[DATA EXTRACT — start]

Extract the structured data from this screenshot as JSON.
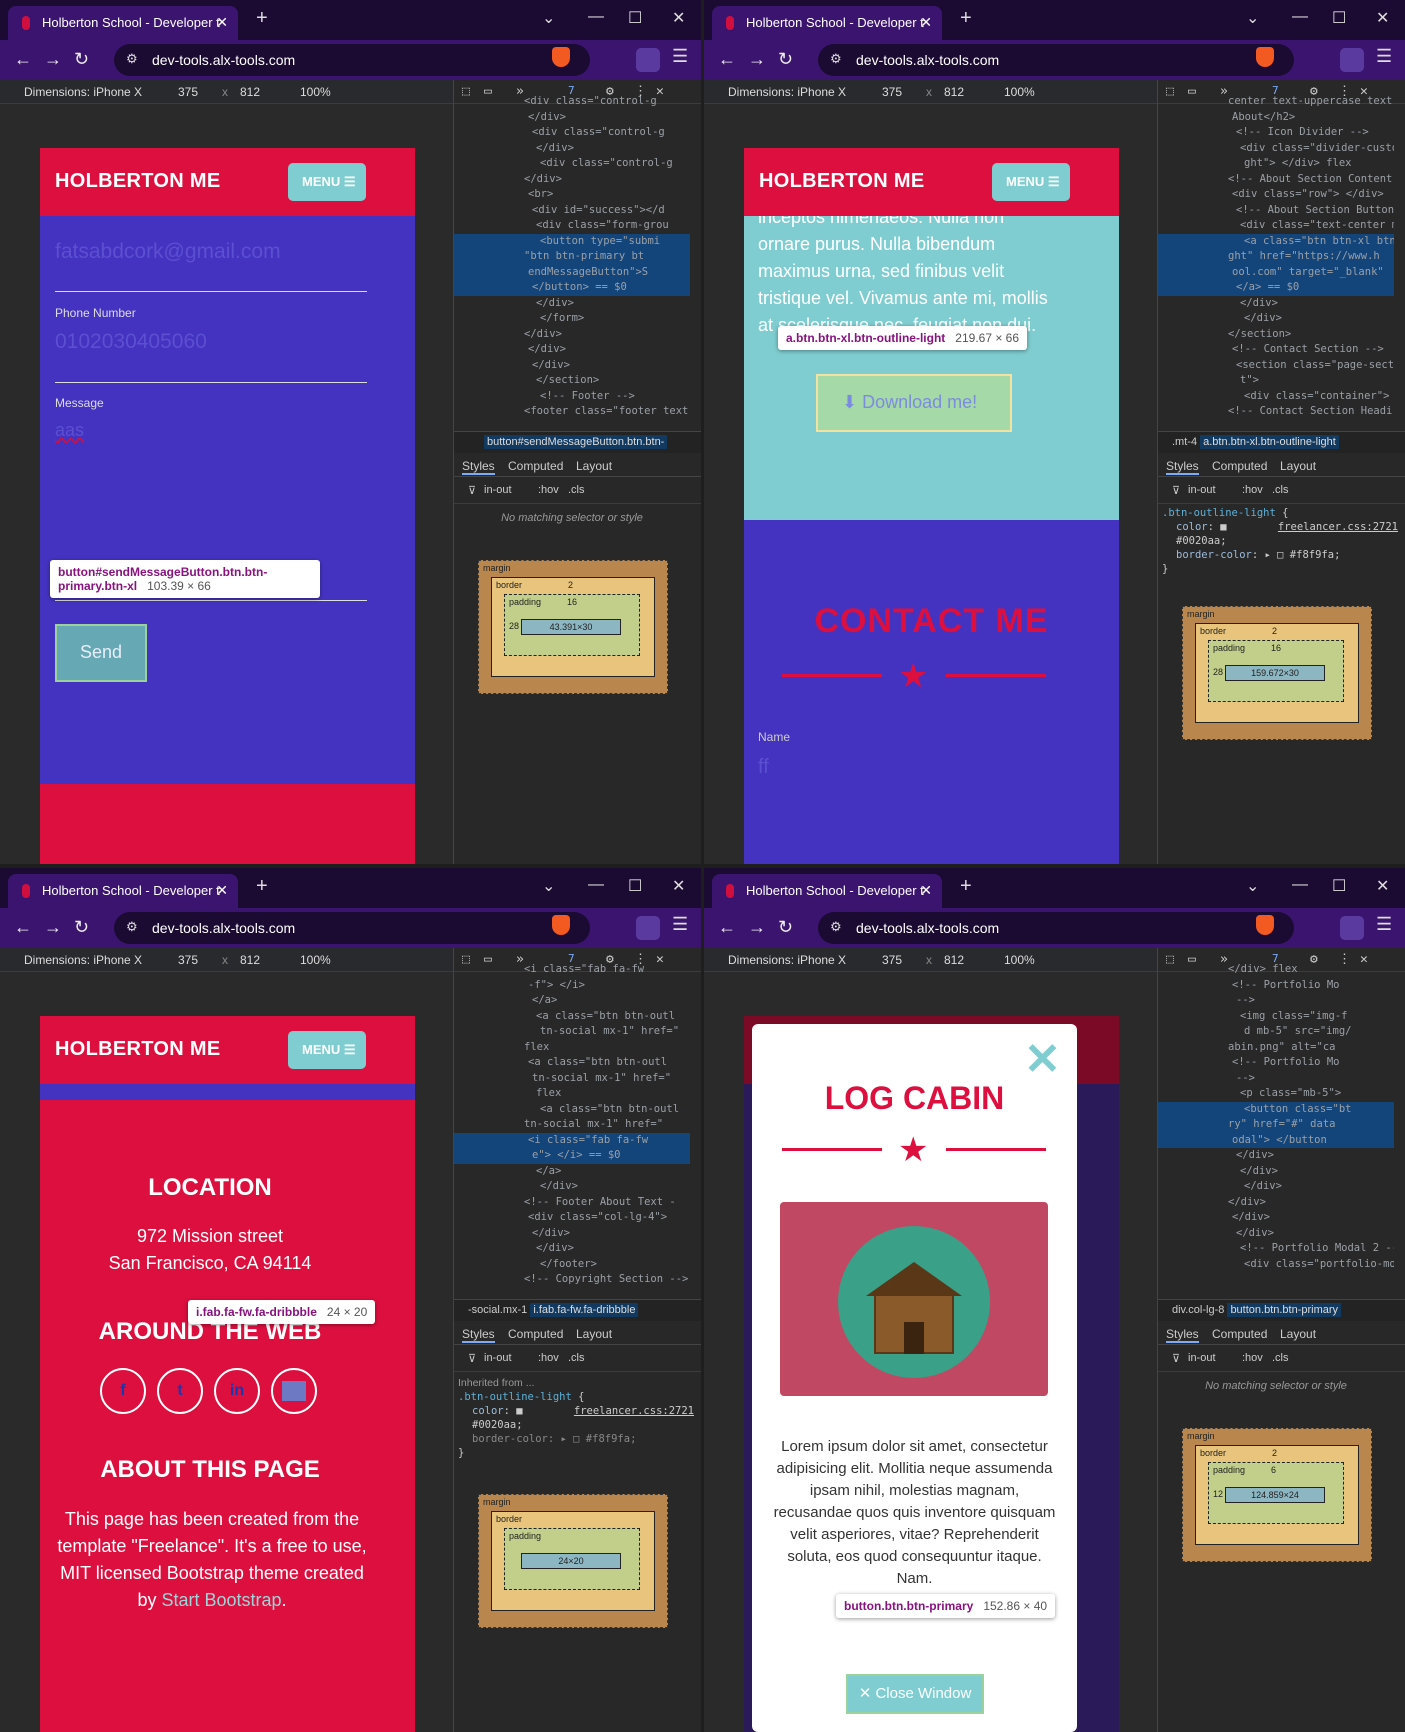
{
  "browser": {
    "tab_title": "Holberton School - Developer t",
    "url": "dev-tools.alx-tools.com",
    "dimensions_label": "Dimensions: iPhone X",
    "width": "375",
    "height": "812",
    "zoom": "100%",
    "issues_count": "7"
  },
  "site": {
    "brand": "HOLBERTON ME",
    "menu_label": "MENU"
  },
  "q0": {
    "email_value": "fatsabdcork@gmail.com",
    "phone_label": "Phone Number",
    "phone_value": "0102030405060",
    "message_label": "Message",
    "message_value": "aas",
    "send_label": "Send",
    "tooltip_selector": "button#sendMessageButton.btn.btn-primary.btn-xl",
    "tooltip_size": "103.39 × 66",
    "breadcrumb": "button#sendMessageButton.btn.btn-",
    "no_match": "No matching selector or style",
    "box": {
      "border": "2",
      "padding": "16",
      "content": "43.391×30",
      "side_pad": "28"
    },
    "code": [
      "<div class=\"control-g",
      "</div>",
      "<div class=\"control-g",
      "</div>",
      "<div class=\"control-g",
      "</div>",
      "<br>",
      "<div id=\"success\"></d",
      "<div class=\"form-grou",
      "<button type=\"submi",
      "\"btn btn-primary bt",
      "endMessageButton\">S",
      "</button> == $0",
      "</div>",
      "</form>",
      "</div>",
      "</div>",
      "</div>",
      "</section>",
      "<!-- Footer -->",
      "<footer class=\"footer text-cen"
    ]
  },
  "q1": {
    "about_text": "inceptos himenaeos. Nulla non ornare purus. Nulla bibendum maximus urna, sed finibus velit tristique vel. Vivamus ante mi, mollis at scelerisque nec, feugiat non dui.",
    "download_label": "Download me!",
    "contact_heading": "CONTACT ME",
    "name_label": "Name",
    "name_value": "ff",
    "tooltip_selector": "a.btn.btn-xl.btn-outline-light",
    "tooltip_size": "219.67 × 66",
    "breadcrumb_pre": ".mt-4",
    "breadcrumb": "a.btn.btn-xl.btn-outline-light",
    "rule_selector": ".btn-outline-light",
    "rule_file": "freelancer.css:2721",
    "rule_color": "#0020aa",
    "rule_border": "#f8f9fa",
    "box": {
      "border": "2",
      "padding": "16",
      "content": "159.672×30",
      "side_pad": "28"
    },
    "code": [
      "center text-uppercase text",
      "About</h2>",
      "<!-- Icon Divider -->",
      "<div class=\"divider-custom",
      "ght\"> </div> flex",
      "<!-- About Section Content",
      "<div class=\"row\"> </div>",
      "<!-- About Section Button",
      "<div class=\"text-center mt",
      "<a class=\"btn btn-xl btn",
      "ght\" href=\"https://www.h",
      "ool.com\" target=\"_blank\"",
      "</a> == $0",
      "</div>",
      "</div>",
      "</section>",
      "<!-- Contact Section -->",
      "<section class=\"page-section\"",
      "t\">",
      "<div class=\"container\">",
      "<!-- Contact Section Headi"
    ]
  },
  "q2": {
    "location_heading": "LOCATION",
    "address1": "972 Mission street",
    "address2": "San Francisco, CA 94114",
    "web_heading": "AROUND THE WEB",
    "social": [
      "f",
      "t",
      "in",
      "d"
    ],
    "about_heading": "ABOUT THIS PAGE",
    "about_text": "This page has been created from the template \"Freelance\". It's a free to use, MIT licensed Bootstrap theme created by ",
    "about_link": "Start Bootstrap",
    "tooltip_selector": "i.fab.fa-fw.fa-dribbble",
    "tooltip_size": "24 × 20",
    "breadcrumb_pre": "-social.mx-1",
    "breadcrumb": "i.fab.fa-fw.fa-dribbble",
    "inherited": "Inherited from ...",
    "rule_selector": ".btn-outline-light",
    "rule_file": "freelancer.css:2721",
    "rule_color": "#0020aa",
    "rule_border": "#f8f9fa",
    "box": {
      "content": "24×20"
    },
    "code": [
      "<i class=\"fab fa-fw",
      "-f\"> </i>",
      "</a>",
      "<a class=\"btn btn-outl",
      "tn-social mx-1\" href=\"",
      "flex",
      "<a class=\"btn btn-outl",
      "tn-social mx-1\" href=\"",
      "flex",
      "<a class=\"btn btn-outl",
      "tn-social mx-1\" href=\"",
      "<i class=\"fab fa-fw",
      "e\"> </i> == $0",
      "</a>",
      "</div>",
      "<!-- Footer About Text -",
      "<div class=\"col-lg-4\">",
      "</div>",
      "</div>",
      "</footer>",
      "<!-- Copyright Section -->"
    ]
  },
  "q3": {
    "modal_title": "LOG CABIN",
    "modal_text": "Lorem ipsum dolor sit amet, consectetur adipisicing elit. Mollitia neque assumenda ipsam nihil, molestias magnam, recusandae quos quis inventore quisquam velit asperiores, vitae? Reprehenderit soluta, eos quod consequuntur itaque. Nam.",
    "close_label": "Close Window",
    "tooltip_selector": "button.btn.btn-primary",
    "tooltip_size": "152.86 × 40",
    "breadcrumb_pre": "div.col-lg-8",
    "breadcrumb": "button.btn.btn-primary",
    "no_match": "No matching selector or style",
    "box": {
      "border": "2",
      "padding": "6",
      "content": "124.859×24",
      "side_pad": "12"
    },
    "code": [
      " </div> flex",
      "<!-- Portfolio Mo",
      "-->",
      "<img class=\"img-f",
      "d mb-5\" src=\"img/",
      "abin.png\" alt=\"ca",
      "<!-- Portfolio Mo",
      "-->",
      "<p class=\"mb-5\">",
      "<button class=\"bt",
      "ry\" href=\"#\" data",
      "odal\"> </button",
      "</div>",
      "</div>",
      "</div>",
      "</div>",
      "</div>",
      "</div>",
      "<!-- Portfolio Modal 2 -->",
      "<div class=\"portfolio-modal mo"
    ]
  },
  "devtools_tabs": {
    "styles": "Styles",
    "computed": "Computed",
    "layout": "Layout",
    "filter": ":hov",
    "cls": ".cls",
    "filter_text": "in-out"
  },
  "colors": {
    "accent_red": "#dc0f3f",
    "teal": "#7fcdd0",
    "purple": "#4433c0",
    "tab": "#3b1470",
    "frame": "#1b0b33"
  }
}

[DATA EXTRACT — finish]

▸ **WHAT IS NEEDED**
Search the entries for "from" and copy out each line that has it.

▸ **RESPONSE AREA**
Extract the structured data from this screenshot as JSON.
    "about_text": "This page has been created from the template \"Freelance\". It's a free to use, MIT licensed Bootstrap theme created by ",
    "inherited": "Inherited from ...",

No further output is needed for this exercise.